  • Farm groups shocked at UC economist's testimony in WTO dispute

    (Sunday, Sept. 7, 2003 -- CropChoice news) -- Harry Cline, Primemediabusiness.com, 09/02/03: California rice, wheat and cotton producers are infuriated at a prominent University of California agricultural economist who testified recently on behalf of the Brazilian government in World Trade Organization (WTO) dispute with the U.S. cotton industry... http://www.cropchoice.com/leadstry.asp?recid=2012

  • Subsidy struggle

    (Tuesday, Sept. 9, 2003 -- CropChoice news) -- The following collection of stories and commentary focuses on the WTO, agriculture subsidies. The last two pieces, both from the Agricultural Policy Analyis Center, provide a bit of alternative thinking... http://www.cropchoice.com/leadstry.asp?recid=2019

  • U.S. farmers head to WTO talks in Cancún, Mexico

    (Wednesday, Sept. 10, 2003 -- CropChoice news) -- WASHINGTON -- U.S. farmers representing the National Family Farm Coalition left for Cancún on Monday September 8 to take part in events organized around the World Trade Organization (WTO) Ministerial. Throughout the entire week the most progressive farm and rural development groups from the Western hemisphere, Africa, Europe and Asia will meet to discuss the future of world agriculture... http://www.cropchoice.com/leadstry.asp?recid=2028

  • Brazilian court reimposes ban on transgenic soy

    (Wednesday, Sept. 10, 2003 -- CropChoice news) -- Reuters, 09/09/03: BRASILIA, Brazil - A Brazilian court this week knocked down a ruling that lifted a ban on the planting and sale of Monsanto Co. transgenic soy, after an appeal by Greenpeace and other groups that oppose its use. The federal appeals court in the nation's capital Brasilia suspended an August ruling by a federal judge that temporarily lifted a long-standing injunction blocking Monsanto from selling GM Roundup Ready soybeans in Brazil... http://www.cropchoice.com/leadstry.asp?RecID=2027

  • Glyphosate drift damages Arkansas rice fields... http://www.cropchoice.com/leadstry.asp?recid=2022

  • No point to biotech says group of New Zealand academics... http://www.cropchoice.com/leadstry.asp?recid=2018

  • Brazil says U.S. broke protocol on soy fungus visit... http://www.cropchoice.com/leadstry.asp?recid=2008

  • Iowa farmer attends Brazilian seminar on family farm agriculture and trade

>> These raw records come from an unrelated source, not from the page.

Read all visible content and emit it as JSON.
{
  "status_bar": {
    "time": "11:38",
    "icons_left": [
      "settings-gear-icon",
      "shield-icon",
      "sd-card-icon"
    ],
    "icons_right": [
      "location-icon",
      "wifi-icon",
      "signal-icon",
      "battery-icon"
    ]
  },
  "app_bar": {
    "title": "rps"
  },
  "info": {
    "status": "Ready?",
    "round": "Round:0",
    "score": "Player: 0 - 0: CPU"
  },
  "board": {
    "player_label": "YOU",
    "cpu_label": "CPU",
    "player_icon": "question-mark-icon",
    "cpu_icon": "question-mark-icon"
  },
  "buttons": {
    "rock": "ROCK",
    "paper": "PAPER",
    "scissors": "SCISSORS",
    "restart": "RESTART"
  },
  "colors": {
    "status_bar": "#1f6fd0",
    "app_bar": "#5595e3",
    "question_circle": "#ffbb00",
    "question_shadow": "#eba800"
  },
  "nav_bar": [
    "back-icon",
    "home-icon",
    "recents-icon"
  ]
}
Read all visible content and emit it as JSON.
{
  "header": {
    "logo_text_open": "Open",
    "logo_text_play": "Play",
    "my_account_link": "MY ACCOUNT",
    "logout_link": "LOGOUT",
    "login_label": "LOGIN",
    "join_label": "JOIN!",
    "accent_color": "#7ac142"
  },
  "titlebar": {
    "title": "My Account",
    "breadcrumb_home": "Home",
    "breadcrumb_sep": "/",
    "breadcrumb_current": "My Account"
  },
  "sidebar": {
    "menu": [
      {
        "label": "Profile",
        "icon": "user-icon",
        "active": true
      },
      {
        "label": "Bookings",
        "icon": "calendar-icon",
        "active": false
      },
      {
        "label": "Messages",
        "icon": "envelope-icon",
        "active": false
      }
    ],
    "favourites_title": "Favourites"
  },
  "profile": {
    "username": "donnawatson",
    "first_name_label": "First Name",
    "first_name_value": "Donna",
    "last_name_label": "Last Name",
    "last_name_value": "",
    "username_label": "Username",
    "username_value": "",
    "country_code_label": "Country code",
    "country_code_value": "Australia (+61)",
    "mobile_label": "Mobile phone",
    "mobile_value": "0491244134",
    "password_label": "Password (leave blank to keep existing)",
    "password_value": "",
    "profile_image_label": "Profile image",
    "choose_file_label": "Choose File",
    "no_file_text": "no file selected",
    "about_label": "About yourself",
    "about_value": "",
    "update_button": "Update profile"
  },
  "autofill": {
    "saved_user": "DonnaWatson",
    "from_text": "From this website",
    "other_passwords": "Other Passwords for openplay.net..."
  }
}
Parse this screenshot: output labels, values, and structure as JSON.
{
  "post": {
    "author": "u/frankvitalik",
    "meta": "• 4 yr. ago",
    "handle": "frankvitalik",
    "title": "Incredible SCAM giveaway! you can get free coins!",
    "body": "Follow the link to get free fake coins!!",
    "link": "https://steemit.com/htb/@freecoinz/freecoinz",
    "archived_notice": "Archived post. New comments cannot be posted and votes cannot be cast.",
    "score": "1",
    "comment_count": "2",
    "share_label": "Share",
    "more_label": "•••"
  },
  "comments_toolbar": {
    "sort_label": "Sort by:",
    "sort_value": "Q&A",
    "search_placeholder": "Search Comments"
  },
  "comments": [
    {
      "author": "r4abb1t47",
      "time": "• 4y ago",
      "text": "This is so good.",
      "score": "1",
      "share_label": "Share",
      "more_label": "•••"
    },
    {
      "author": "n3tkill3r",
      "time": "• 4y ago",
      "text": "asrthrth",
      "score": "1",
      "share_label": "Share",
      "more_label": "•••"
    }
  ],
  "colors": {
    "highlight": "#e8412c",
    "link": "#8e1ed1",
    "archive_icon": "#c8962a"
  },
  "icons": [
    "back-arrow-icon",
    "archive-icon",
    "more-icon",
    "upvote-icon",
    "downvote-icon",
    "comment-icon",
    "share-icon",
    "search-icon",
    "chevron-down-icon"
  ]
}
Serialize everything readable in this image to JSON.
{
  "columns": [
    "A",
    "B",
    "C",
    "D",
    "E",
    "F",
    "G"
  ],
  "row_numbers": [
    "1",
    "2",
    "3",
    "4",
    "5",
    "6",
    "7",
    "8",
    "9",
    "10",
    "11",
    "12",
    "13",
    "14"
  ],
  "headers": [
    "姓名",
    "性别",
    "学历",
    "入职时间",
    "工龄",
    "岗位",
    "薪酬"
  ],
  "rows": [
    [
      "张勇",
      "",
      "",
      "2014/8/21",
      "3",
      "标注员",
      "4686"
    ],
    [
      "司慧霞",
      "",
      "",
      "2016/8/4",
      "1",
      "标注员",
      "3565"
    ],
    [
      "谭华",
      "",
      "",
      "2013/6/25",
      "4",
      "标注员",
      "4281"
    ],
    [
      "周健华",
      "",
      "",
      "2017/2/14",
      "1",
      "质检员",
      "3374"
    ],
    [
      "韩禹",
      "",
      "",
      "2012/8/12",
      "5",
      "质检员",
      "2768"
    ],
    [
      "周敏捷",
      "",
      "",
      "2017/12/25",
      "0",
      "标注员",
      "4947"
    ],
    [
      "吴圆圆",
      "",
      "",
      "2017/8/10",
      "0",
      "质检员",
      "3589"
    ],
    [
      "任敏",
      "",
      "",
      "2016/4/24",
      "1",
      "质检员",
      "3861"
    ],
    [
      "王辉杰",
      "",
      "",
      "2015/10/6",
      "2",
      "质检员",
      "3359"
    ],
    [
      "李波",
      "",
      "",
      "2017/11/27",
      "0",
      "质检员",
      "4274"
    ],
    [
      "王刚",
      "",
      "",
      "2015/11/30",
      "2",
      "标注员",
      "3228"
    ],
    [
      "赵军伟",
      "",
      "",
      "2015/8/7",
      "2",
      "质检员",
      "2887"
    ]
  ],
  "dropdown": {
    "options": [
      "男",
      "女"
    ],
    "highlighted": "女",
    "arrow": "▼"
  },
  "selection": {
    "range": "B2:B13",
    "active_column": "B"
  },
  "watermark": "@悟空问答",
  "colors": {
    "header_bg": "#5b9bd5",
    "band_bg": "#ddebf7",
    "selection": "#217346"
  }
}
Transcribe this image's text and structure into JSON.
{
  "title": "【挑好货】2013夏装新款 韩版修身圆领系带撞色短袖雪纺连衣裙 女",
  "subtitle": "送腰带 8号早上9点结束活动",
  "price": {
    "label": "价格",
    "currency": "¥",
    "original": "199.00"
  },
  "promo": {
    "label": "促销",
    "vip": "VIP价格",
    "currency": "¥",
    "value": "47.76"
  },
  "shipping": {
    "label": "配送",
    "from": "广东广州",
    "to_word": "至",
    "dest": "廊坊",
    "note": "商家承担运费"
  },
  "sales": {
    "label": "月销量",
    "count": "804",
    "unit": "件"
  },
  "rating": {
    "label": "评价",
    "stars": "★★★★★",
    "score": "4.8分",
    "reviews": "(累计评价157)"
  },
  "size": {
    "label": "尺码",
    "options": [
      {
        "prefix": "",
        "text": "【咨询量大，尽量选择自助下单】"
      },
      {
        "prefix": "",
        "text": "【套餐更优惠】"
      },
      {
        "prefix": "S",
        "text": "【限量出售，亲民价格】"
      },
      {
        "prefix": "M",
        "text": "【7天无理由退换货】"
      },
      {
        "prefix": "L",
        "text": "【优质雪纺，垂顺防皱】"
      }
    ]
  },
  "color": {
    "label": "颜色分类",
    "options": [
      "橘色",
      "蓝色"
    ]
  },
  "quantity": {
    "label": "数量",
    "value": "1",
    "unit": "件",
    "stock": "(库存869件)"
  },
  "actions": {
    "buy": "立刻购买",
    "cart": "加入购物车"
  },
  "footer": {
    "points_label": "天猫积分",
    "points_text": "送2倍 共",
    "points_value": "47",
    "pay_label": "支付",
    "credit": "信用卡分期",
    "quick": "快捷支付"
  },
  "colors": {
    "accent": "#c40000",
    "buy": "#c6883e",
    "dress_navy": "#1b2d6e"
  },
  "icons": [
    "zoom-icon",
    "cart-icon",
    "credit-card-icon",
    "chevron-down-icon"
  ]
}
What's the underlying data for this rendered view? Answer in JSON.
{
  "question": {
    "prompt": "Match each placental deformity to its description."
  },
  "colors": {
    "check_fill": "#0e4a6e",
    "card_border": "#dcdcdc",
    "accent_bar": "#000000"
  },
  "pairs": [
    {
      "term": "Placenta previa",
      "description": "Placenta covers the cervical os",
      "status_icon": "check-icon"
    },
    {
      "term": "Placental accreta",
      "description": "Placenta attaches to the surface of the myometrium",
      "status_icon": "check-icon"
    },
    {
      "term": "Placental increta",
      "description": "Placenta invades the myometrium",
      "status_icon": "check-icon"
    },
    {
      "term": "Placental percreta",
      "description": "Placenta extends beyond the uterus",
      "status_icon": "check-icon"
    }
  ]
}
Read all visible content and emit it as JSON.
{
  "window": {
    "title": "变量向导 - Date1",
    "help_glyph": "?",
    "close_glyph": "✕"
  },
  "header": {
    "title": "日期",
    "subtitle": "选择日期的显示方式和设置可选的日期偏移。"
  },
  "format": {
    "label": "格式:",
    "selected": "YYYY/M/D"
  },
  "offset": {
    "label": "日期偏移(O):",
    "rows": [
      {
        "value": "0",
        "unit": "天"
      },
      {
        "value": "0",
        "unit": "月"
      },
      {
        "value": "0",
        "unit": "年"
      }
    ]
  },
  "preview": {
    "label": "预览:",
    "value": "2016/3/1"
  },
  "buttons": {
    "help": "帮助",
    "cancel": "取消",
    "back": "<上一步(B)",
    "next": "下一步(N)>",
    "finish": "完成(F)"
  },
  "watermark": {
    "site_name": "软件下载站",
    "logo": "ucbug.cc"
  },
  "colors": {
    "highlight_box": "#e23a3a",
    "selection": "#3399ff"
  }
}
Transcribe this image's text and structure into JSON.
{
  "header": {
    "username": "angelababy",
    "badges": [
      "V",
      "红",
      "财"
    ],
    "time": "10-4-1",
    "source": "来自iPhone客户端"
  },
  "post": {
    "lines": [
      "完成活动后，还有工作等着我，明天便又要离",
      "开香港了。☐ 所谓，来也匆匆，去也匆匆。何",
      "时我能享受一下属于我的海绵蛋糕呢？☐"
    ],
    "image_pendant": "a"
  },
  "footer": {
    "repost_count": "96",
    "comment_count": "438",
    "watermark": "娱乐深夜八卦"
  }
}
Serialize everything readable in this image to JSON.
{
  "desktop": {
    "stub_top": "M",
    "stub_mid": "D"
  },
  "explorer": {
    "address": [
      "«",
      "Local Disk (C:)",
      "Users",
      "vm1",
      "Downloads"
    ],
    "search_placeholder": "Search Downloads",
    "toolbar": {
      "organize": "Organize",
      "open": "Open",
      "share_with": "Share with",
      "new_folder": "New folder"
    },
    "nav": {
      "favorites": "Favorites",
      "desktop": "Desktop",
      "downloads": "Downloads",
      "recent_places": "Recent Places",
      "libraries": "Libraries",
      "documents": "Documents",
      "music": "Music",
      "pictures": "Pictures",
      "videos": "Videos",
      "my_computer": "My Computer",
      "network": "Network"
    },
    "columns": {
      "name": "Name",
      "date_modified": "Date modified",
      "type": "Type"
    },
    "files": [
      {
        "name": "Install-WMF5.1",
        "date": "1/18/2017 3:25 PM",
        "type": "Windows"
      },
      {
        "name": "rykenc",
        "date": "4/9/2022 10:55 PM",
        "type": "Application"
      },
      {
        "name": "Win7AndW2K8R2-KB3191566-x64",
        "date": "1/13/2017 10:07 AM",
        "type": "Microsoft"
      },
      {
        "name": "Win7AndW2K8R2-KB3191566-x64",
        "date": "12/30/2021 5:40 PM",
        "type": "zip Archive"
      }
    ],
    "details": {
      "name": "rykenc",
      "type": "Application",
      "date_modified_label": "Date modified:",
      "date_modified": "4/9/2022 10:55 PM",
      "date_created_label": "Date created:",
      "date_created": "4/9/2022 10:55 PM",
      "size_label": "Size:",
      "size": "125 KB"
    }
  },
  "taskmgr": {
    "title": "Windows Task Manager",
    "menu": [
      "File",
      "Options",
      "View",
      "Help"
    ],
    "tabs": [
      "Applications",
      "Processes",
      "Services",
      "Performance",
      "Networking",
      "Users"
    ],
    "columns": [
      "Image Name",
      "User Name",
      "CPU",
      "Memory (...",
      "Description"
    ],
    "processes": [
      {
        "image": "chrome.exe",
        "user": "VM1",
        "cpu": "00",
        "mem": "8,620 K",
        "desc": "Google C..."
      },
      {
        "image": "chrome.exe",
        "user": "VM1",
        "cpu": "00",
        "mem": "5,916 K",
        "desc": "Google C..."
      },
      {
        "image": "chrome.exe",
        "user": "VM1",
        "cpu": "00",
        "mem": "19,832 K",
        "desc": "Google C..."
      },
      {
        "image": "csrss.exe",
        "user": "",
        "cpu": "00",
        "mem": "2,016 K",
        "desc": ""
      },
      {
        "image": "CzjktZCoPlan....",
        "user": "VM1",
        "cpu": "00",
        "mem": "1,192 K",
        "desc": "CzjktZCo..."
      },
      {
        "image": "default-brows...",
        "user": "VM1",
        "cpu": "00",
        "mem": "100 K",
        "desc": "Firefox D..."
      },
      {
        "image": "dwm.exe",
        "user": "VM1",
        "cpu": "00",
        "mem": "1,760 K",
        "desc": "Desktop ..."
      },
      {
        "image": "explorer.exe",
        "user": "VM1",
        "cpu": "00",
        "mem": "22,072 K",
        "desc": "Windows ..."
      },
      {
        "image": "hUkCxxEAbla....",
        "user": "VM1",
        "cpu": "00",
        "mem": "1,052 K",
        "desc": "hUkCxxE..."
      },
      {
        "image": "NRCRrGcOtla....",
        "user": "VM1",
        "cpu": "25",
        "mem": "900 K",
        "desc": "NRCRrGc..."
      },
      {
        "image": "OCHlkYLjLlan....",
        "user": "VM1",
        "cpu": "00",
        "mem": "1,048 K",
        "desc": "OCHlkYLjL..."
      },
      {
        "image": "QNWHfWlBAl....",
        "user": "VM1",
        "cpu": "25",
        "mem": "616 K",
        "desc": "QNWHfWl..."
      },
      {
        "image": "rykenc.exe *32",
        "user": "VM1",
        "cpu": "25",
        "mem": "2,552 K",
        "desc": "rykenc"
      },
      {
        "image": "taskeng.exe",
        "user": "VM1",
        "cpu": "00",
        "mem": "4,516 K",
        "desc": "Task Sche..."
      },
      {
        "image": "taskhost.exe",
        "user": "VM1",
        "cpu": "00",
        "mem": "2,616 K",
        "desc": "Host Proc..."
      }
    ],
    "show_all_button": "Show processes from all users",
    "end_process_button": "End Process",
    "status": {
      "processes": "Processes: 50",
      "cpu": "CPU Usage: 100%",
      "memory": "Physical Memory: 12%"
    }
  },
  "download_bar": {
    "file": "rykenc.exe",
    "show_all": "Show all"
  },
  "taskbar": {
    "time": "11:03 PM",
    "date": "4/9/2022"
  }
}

    (Thursday, Sept. 4, 2003 -- CropChoice news) -- George Naylor, Churdan, Iowa, farmer and president of the National Family Farm Coalition (NFFC), recently returned from an international seminar held August 20-22 in Brasilia, the capital of Brazil, entitled Family Farm Agriculture and Trade Negotiations. His invitation from the Minister of Agrarian Development, Miguel Rossetto, stated, "It is time for a process of dialogue, elaboration and common action to take place between governments and civil societies in order to represent the interests of these [family farm] communities in international trade negotiations." The meeting was held in anticipation of World Trade Organization (WTO) talks in Cancun, Mexico, in September, and Free Trade Agreement of the America’s (FTAA) talks in Miami in November... http://www.cropchoice.com/leadstry.asp?recid=2005

  • Declaration for a new direction for American agriculture and agricultural trade... http://www.cropchoice.com/leadstry.asp?recid=2006

  • Canada to label some genetically modified food... http://www.cropchoice.com/leadstry.asp?recid=2021

  • Biotech bean battle: Brazil is deciding whether to lift its ban and risk losing EU sales... http://www.cropchoice.com/leadstry.asp?recid=2007

  • Alberta counties join effort to prevent 'Frankenwheat'... http://www.cropchoice.com/leadstry.asp?recid=2011

  • Issues facing WTO ministers in Cancun... http://www.cropchoice.com/leadstry.asp?recid=2015

  • Food chain in New Zealand must be protected, scientist says... http://www.cropchoice.com/leadstry.asp?recid=2026